**What is expected**
Each entry needs to be reproduced exactly as it is.

..........

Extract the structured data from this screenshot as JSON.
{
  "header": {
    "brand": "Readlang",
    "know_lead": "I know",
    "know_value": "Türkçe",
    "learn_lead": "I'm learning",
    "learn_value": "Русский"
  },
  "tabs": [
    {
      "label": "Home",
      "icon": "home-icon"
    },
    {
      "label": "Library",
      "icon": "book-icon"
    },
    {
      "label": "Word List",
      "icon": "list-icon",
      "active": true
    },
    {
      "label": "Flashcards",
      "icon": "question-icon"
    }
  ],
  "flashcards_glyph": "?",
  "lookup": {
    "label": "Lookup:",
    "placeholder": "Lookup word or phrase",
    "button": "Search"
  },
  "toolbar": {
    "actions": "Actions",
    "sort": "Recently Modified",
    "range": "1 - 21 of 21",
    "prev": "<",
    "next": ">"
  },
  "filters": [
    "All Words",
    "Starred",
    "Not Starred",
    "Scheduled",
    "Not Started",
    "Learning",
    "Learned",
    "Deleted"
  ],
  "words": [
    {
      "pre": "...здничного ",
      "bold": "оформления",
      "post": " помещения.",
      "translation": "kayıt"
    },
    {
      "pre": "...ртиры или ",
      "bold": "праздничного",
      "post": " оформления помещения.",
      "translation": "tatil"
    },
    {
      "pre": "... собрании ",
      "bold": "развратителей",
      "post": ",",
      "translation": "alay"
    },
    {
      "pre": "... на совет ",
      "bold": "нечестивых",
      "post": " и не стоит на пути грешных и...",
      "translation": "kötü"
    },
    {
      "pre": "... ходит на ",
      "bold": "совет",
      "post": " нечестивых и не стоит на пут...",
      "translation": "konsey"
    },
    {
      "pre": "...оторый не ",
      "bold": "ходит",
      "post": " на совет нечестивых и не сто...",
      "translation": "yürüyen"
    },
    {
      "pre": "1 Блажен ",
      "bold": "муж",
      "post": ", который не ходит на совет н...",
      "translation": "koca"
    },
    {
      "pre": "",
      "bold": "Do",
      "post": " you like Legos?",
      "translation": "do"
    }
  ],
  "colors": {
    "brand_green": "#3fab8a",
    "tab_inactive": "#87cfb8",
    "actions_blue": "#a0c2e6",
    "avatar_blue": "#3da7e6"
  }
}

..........

**Your response**
Extract the structured data from this screenshot as JSON.
{
  "header": {
    "brand": "Readlang",
    "know_lead": "I know",
    "know_value": "Türkçe",
    "learn_lead": "I'm learning",
    "learn_value": "Русский"
  },
  "tabs": [
    {
      "label": "Home",
      "icon": "home-icon"
    },
    {
      "label": "Library",
      "icon": "book-icon"
    },
    {
      "label": "Word List",
      "icon": "list-icon",
      "active": true
    },
    {
      "label": "Flashcards",
      "icon": "question-icon"
    }
  ],
  "flashcards_glyph": "?",
  "lookup": {
    "label": "Lookup:",
    "placeholder": "Lookup word or phrase",
    "button": "Search"
  },
  "toolbar": {
    "actions": "Actions",
    "sort": "Recently Modified",
    "range": "1 - 21 of 21",
    "prev": "<",
    "next": ">"
  },
  "filters": [
    "All Words",
    "Starred",
    "Not Starred",
    "Scheduled",
    "Not Started",
    "Learning",
    "Learned",
    "Deleted"
  ],
  "words": [
    {
      "pre": "...здничного ",
      "bold": "оформления",
      "post": " помещения.",
      "translation": "kayıt"
    },
    {
      "pre": "...ртиры или ",
      "bold": "праздничного",
      "post": " оформления помещения.",
      "translation": "tatil"
    },
    {
      "pre": "... собрании ",
      "bold": "развратителей",
      "post": ",",
      "translation": "alay"
    },
    {
      "pre": "... на совет ",
      "bold": "нечестивых",
      "post": " и не стоит на пути грешных и...",
      "translation": "kötü"
    },
    {
      "pre": "... ходит на ",
      "bold": "совет",
      "post": " нечестивых и не стоит на пут...",
      "translation": "konsey"
    },
    {
      "pre": "...оторый не ",
      "bold": "ходит",
      "post": " на совет нечестивых и не сто...",
      "translation": "yürüyen"
    },
    {
      "pre": "1 Блажен ",
      "bold": "муж",
      "post": ", который не ходит на совет н...",
      "translation": "koca"
    },
    {
      "pre": "",
      "bold": "Do",
      "post": " you like Legos?",
      "translation": "do"
    }
  ],
  "colors": {
    "brand_green": "#3fab8a",
    "tab_inactive": "#87cfb8",
    "actions_blue": "#a0c2e6",
    "avatar_blue": "#3da7e6"
  }
}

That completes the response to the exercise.